Flow activities are enjoyable and you’ll be bound to repeat enjoyable activities. If you repeat the same activities again and again, you will eventually be proficient in the activity. Unfortunately once your skill has surpassed the challenge that you have initially set, you will start to feel boredom instead of flow. Having a challenging activity that requires skill is one of the crucial component of flow (The components of flow experience).

To restore back the flow experience, one will have to increase the difficulty of the activity. This task is not as easy as it may sound as you will risk yourself from increasing the difficulty by too much, resulting in anxiety instead of flow.

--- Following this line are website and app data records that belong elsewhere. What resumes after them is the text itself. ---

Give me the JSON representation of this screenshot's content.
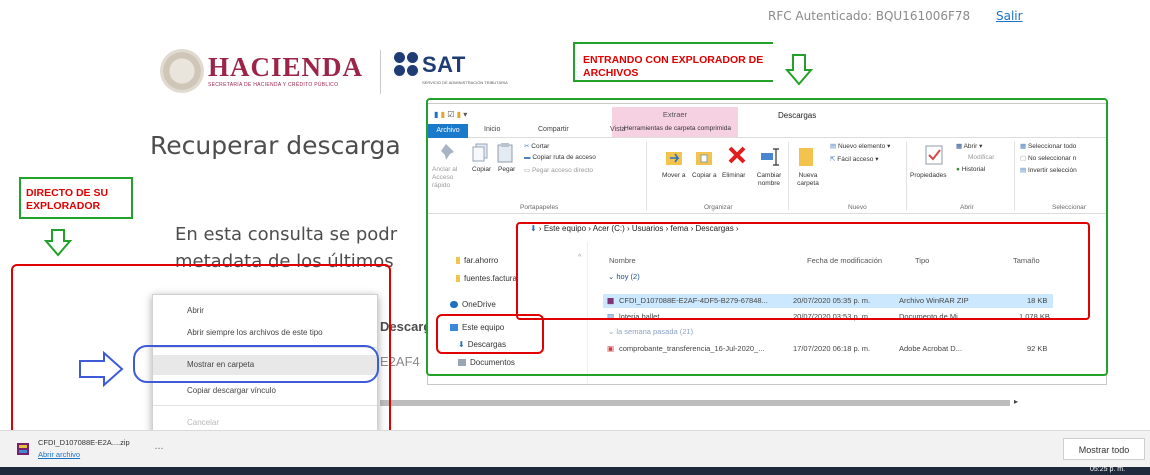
{
  "header": {
    "rfc_text": "RFC Autenticado: BQU161006F78",
    "logout_label": "Salir",
    "hacienda_label": "HACIENDA",
    "hacienda_subtitle": "SECRETARÍA DE HACIENDA Y CRÉDITO PÚBLICO",
    "sat_label": "SAT",
    "sat_subtitle": "SERVICIO DE ADMINISTRACIÓN TRIBUTARIA"
  },
  "page": {
    "title": "Recuperar descarga",
    "description_line1": "En esta consulta se podr",
    "description_line2": "metadata de los últimos",
    "descarga_fragment": "Descarg",
    "hash_fragment": "E2AF4"
  },
  "annotations": {
    "explorer_label": "ENTRANDO CON EXPLORADOR DE ARCHIVOS",
    "browser_label": "DIRECTO DE SU EXPLORADOR",
    "colors": {
      "red": "#e00000",
      "green": "#22a22a",
      "blue": "#3d5bd8"
    }
  },
  "context_menu": {
    "items": [
      {
        "label": "Abrir",
        "disabled": false
      },
      {
        "label": "Abrir siempre los archivos de este tipo",
        "disabled": false
      },
      {
        "label": "Mostrar en carpeta",
        "disabled": false,
        "highlighted": true
      },
      {
        "label": "Copiar descargar vínculo",
        "disabled": false
      },
      {
        "label": "Cancelar",
        "disabled": true
      }
    ]
  },
  "download_bar": {
    "file_name": "CFDI_D107088E-E2A....zip",
    "open_label": "Abrir archivo",
    "more_label": "...",
    "show_all_label": "Mostrar todo",
    "clock": "05:25 p. m."
  },
  "explorer": {
    "title": "Descargas",
    "extract_tab": "Extraer",
    "tools_tab": "Herramientas de carpeta comprimida",
    "tabs": [
      "Archivo",
      "Inicio",
      "Compartir",
      "Vista"
    ],
    "ribbon": {
      "pin_label": "Anclar al Acceso rápido",
      "copy_label": "Copiar",
      "paste_label": "Pegar",
      "cut_label": "Cortar",
      "copy_path_label": "Copiar ruta de acceso",
      "paste_shortcut_label": "Pegar acceso directo",
      "move_label": "Mover a",
      "copyto_label": "Copiar a",
      "delete_label": "Eliminar",
      "rename_label": "Cambiar nombre",
      "new_folder_label": "Nueva carpeta",
      "new_item_label": "Nuevo elemento",
      "easy_access_label": "Fácil acceso",
      "properties_label": "Propiedades",
      "open_label": "Abrir",
      "modify_label": "Modificar",
      "history_label": "Historial",
      "select_all_label": "Seleccionar todo",
      "select_none_label": "No seleccionar n",
      "invert_label": "Invertir selección",
      "groups": [
        "Portapapeles",
        "Organizar",
        "Nuevo",
        "Abrir",
        "Seleccionar"
      ]
    },
    "address": {
      "segments": [
        "Este equipo",
        "Acer (C:)",
        "Usuarios",
        "fema",
        "Descargas"
      ]
    },
    "nav": {
      "items": [
        "far.ahorro",
        "fuentes.factura",
        "OneDrive",
        "Este equipo",
        "Descargas",
        "Documentos"
      ]
    },
    "columns": [
      "Nombre",
      "Fecha de modificación",
      "Tipo",
      "Tamaño"
    ],
    "groups": [
      "hoy (2)",
      "la semana pasada (21)"
    ],
    "files": [
      {
        "name": "CFDI_D107088E-E2AF-4DF5-B279-67848...",
        "date": "20/07/2020 05:35 p. m.",
        "type": "Archivo WinRAR ZIP",
        "size": "18 KB",
        "selected": true
      },
      {
        "name": "loteria ballet",
        "date": "20/07/2020 03:53 p. m.",
        "type": "Documento de Mi...",
        "size": "1,078 KB",
        "selected": false
      },
      {
        "name": "comprobante_transferencia_16-Jul-2020_...",
        "date": "17/07/2020 06:18 p. m.",
        "type": "Adobe Acrobat D...",
        "size": "92 KB",
        "selected": false
      }
    ]
  }
}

For example, my 3-year-old might initially discover flow in solving 4 piece jigsaw puzzle. Eventually she’ll experience boredom as the activity stops becoming too easy for her. I then introduced her to 9 piece jigsaw puzzle and she into flow again. When she got bored again, I started to introduce 200 piece jigsaw puzzle to her and she stopped solving the puzzle! I finally tried to go back to 100 piece jigsaw puzzle and support her more to help get back into flow again.

# References

Mihaly, Flow (p. 39).

Most people would grow tired of such work very soon. But Rico has been at this job for over five years, and he stills enjoys it. The reason is that he approaches his task in the same way as an Olympic athlete approaches his event: How can I beat my record? […] Rico knows very soon he will reach the limit beyond which he will no longer be able to improve his performance at his job. So twice a week he takes evening courses in electronics. When he has his diploma he will seek a more complex job, one that presumably he will confront with the same enthusiasm he has shown so far.

Mihaly, Flow (pp. 74 - 75).

When he first starts playing (A1), Alex has practically no skills, and the only challenge he faces is hitting the ball over the net. This is not a very difficult feat, but Alex is likely to enjoy it because the difficulty is just right for his rudimentary skills. So at this point he will probably be in flow. But he cannot stay there for long. After a while, if he keeps practicing, his skills are bound to improve, and then he will grow bored just batting the ball over the net (A2)